DIRECTORS OF DIA
 
ABOUT / HISTORY / DIRECTORS / LTG JAMES WILLIAMS

LTG James Williams, USA
September 1981 - September 1985

Lt. Gen. James Williams focused the Agency on enhancing support to tactical and theater commanders, improving capabilities to meet major wartime intelligence requirements, and strengthening indications and warning assets.
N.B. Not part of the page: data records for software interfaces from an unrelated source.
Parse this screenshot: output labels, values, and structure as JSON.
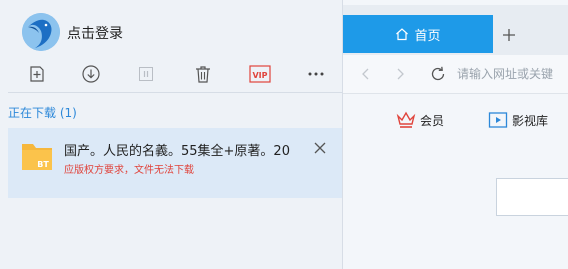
{
  "account": {
    "login_label": "点击登录"
  },
  "toolbar": {
    "new_icon": "add-task-icon",
    "download_icon": "download-icon",
    "pause_icon": "pause-icon",
    "delete_icon": "trash-icon",
    "vip_label": "VIP",
    "more_icon": "more-icon"
  },
  "downloads": {
    "section_label": "正在下载 (1)",
    "items": [
      {
        "badge": "BT",
        "title": "国产。人民的名義。55集全+原著。20",
        "status": "应版权方要求，文件无法下载"
      }
    ]
  },
  "browser": {
    "tabs": [
      {
        "label": "首页",
        "active": true
      }
    ],
    "add_tab_icon": "plus-icon",
    "url_placeholder": "请输入网址或关键",
    "links": [
      {
        "label": "会员",
        "icon": "crown-icon"
      },
      {
        "label": "影视库",
        "icon": "video-library-icon"
      }
    ]
  },
  "colors": {
    "accent": "#1e9ae8",
    "link_blue": "#2c88d9",
    "error_red": "#e0443c",
    "selected_row": "#dce9f7"
  }
}
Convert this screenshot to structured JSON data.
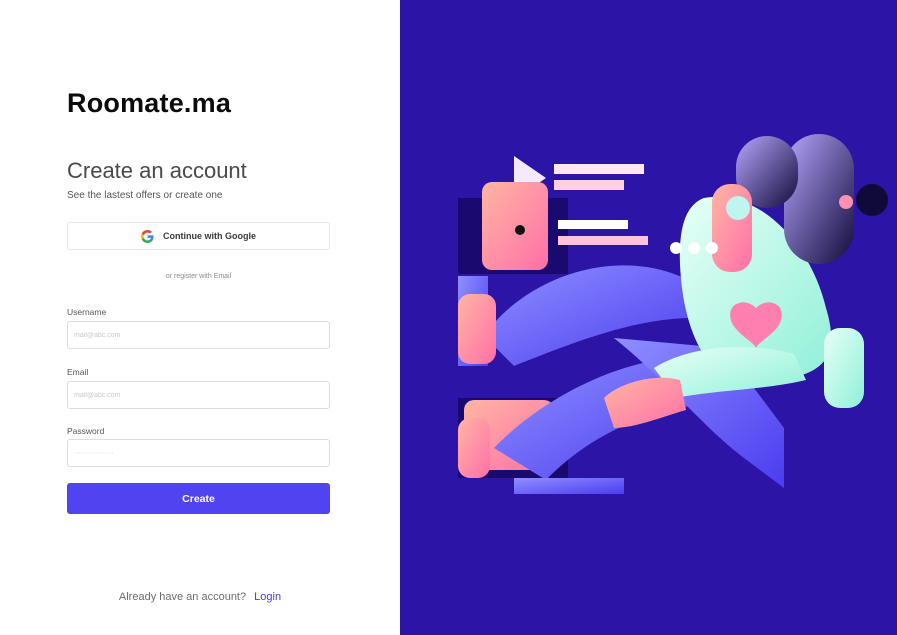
{
  "brand": {
    "name": "Roomate.ma"
  },
  "header": {
    "title": "Create an account",
    "subtitle": "See the lastest offers or create one"
  },
  "google": {
    "label": "Continue with Google",
    "icon": "google-g-icon"
  },
  "divider": {
    "text": "or register with Email"
  },
  "form": {
    "username": {
      "label": "Username",
      "placeholder": "mail@abc.com",
      "value": ""
    },
    "email": {
      "label": "Email",
      "placeholder": "mail@abc.com",
      "value": ""
    },
    "password": {
      "label": "Password",
      "placeholder": "·················",
      "value": ""
    },
    "submit_label": "Create"
  },
  "footer": {
    "prompt": "Already have an account?",
    "link": "Login"
  },
  "colors": {
    "accent": "#5243f0",
    "link": "#4a3be8",
    "panel": "#2c14a6",
    "illustration_purple": "#6b6bff",
    "illustration_pink": "#ff8fb1",
    "illustration_mint": "#c9fff0"
  }
}
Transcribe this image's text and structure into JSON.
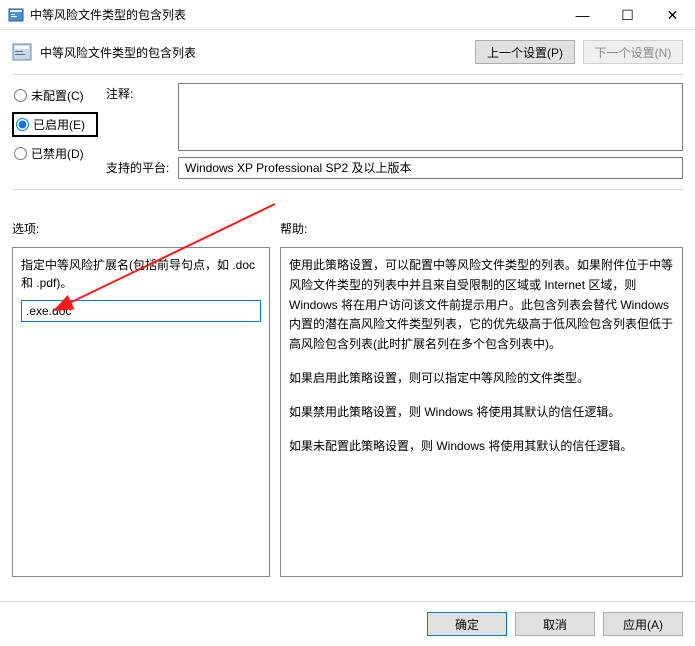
{
  "window": {
    "title": "中等风险文件类型的包含列表",
    "minimize": "—",
    "maximize": "☐",
    "close": "✕"
  },
  "header": {
    "title": "中等风险文件类型的包含列表",
    "prev_btn": "上一个设置(P)",
    "next_btn": "下一个设置(N)"
  },
  "radios": {
    "not_configured": "未配置(C)",
    "enabled": "已启用(E)",
    "disabled": "已禁用(D)"
  },
  "fields": {
    "comment_label": "注释:",
    "comment_value": "",
    "platform_label": "支持的平台:",
    "platform_value": "Windows XP Professional SP2 及以上版本"
  },
  "options": {
    "label": "选项:",
    "description": "指定中等风险扩展名(包括前导句点，如 .doc 和 .pdf)。",
    "ext_value": ".exe.doc"
  },
  "help": {
    "label": "帮助:",
    "p1": "使用此策略设置，可以配置中等风险文件类型的列表。如果附件位于中等风险文件类型的列表中并且来自受限制的区域或 Internet 区域，则 Windows 将在用户访问该文件前提示用户。此包含列表会替代 Windows 内置的潜在高风险文件类型列表，它的优先级高于低风险包含列表但低于高风险包含列表(此时扩展名列在多个包含列表中)。",
    "p2": "如果启用此策略设置，则可以指定中等风险的文件类型。",
    "p3": "如果禁用此策略设置，则 Windows 将使用其默认的信任逻辑。",
    "p4": "如果未配置此策略设置，则 Windows 将使用其默认的信任逻辑。"
  },
  "footer": {
    "ok": "确定",
    "cancel": "取消",
    "apply": "应用(A)"
  }
}
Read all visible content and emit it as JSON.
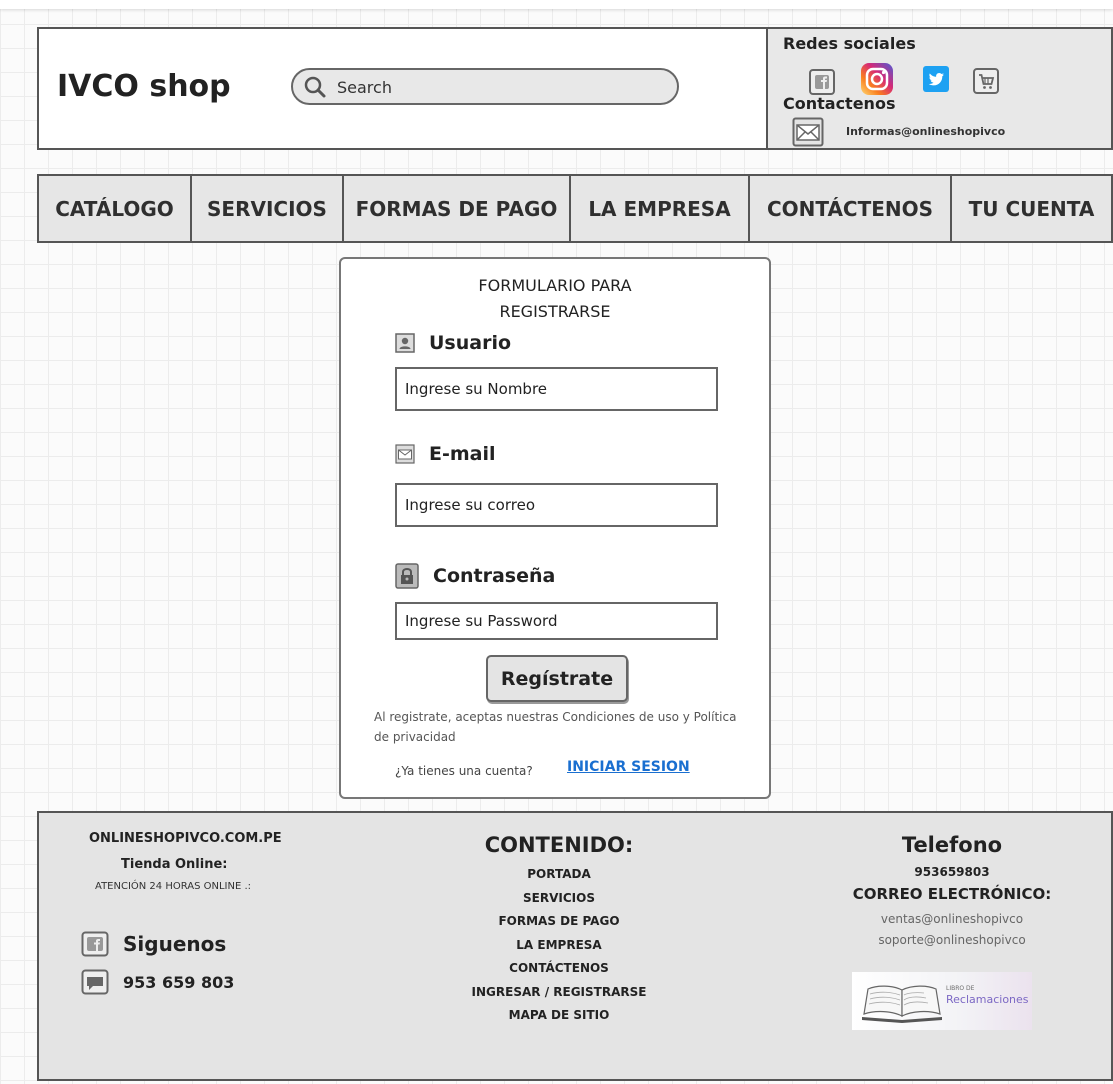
{
  "header": {
    "logo": "IVCO shop",
    "search_placeholder": "Search",
    "social_title": "Redes sociales",
    "social_icons": [
      "facebook-icon",
      "instagram-icon",
      "twitter-icon",
      "cart-icon"
    ],
    "contact_title": "Contactenos",
    "contact_email": "Informas@onlineshopivco"
  },
  "nav": {
    "items": [
      "CATÁLOGO",
      "SERVICIOS",
      "FORMAS DE PAGO",
      "LA EMPRESA",
      "CONTÁCTENOS",
      "TU CUENTA"
    ]
  },
  "form": {
    "title_line1": "FORMULARIO PARA",
    "title_line2": "REGISTRARSE",
    "user_label": "Usuario",
    "user_placeholder": "Ingrese su Nombre",
    "email_label": "E-mail",
    "email_placeholder": "Ingrese su correo",
    "password_label": "Contraseña",
    "password_placeholder": "Ingrese su Password",
    "submit": "Regístrate",
    "terms": "Al registrate, aceptas nuestras Condiciones de uso y Política de privacidad",
    "have_account": "¿Ya tienes una cuenta?",
    "login_link": "INICIAR SESION"
  },
  "footer": {
    "domain": "ONLINESHOPIVCO.COM.PE",
    "store": "Tienda Online:",
    "hours": "ATENCIÓN 24 HORAS ONLINE .:",
    "follow": "Siguenos",
    "phone_left": "953 659 803",
    "content_title": "CONTENIDO:",
    "links": [
      "PORTADA",
      "SERVICIOS",
      "FORMAS DE PAGO",
      "LA EMPRESA",
      "CONTÁCTENOS",
      "INGRESAR / REGISTRARSE",
      "MAPA DE SITIO"
    ],
    "phone_title": "Telefono",
    "phone_number": "953659803",
    "email_title": "CORREO ELECTRÓNICO:",
    "emails": [
      "ventas@onlineshopivco",
      "soporte@onlineshopivco"
    ],
    "book_small": "LIBRO DE",
    "book_big": "Reclamaciones"
  },
  "colors": {
    "link_blue": "#1a6fd0",
    "twitter_blue": "#1da1f2",
    "panel_gray": "#e6e6e6",
    "border_gray": "#555555"
  }
}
In response to a requirement to improve intelligence support to the warfighting capabilities of combatant commands, the functional manager for intelligence processing was established in 1982. Two years later, the Central America Joint Intelligence Team was established as an interagency analytical task organization focused on insurgency in Central America. DIA also created the Intelligence Communications Architecture to improve DoD's ability to disseminate national-level intelligence to tactical commanders during contingency situations.

 

"A high point in Williams' directorship was the Agency's move to the Defense Intelligence Analysis Center at Bolling Air Force Base, which consolidated major functions under one roof."

 

The concept of intelligence as a force multiplier in crises became a predominant theme in planning as DIA began structuring an all-source integrated data base to support the U.S. military in assessing threats as they existed in the field. Williams established a Research Crisis Support Center at the Defense Intelligence Analysis Center to provide a centralized, operationally secure, all-source, crisis management center to support the National Military Intelligence Center and combatant commands. In an effort to enhance intelligence support to deployed commands, DIA introduced the concept of the National Military Intelligence Support Team in 1983. DIA activated NMISTs to augment intelligence support worldwide to the military during crisis operations.

When 6,000 U.S. troops invaded Grenada during Operation URGENT FURY in 1983, DIA responded to numerous formal taskings for briefings, papers or information, and distributed a wide variety of intelligence summaries to assist field commanders during the operation. The planning process for URGENT FURY was greatly facilitated by a number of intelligence products that had been prepared as early as 1979, bringing high praise for DIA's support and services. Other DIA analytical efforts during this time centered on the continuing crises in Nicaragua, Lebanon, Iran, Iraq and Afghanistan, as well as the Soviet shootdown of Korean Airlines Flight 007, the civil war in Chad, and unrest in the Philippines.

The capstone of the effort to build a corps of civilian professionals in DIA came in December 1981, when President Ronald Reagan signed Public Law 97-89. This enabled legislation for a Defense Intelligence Senior Executive Service. A high point in Williams' directorship was the Agency's move to the Defense Intelligence Analysis Center at Bolling Air Force Base, which consolidated major functions under one roof. The building was dedicated on May 23, 1984.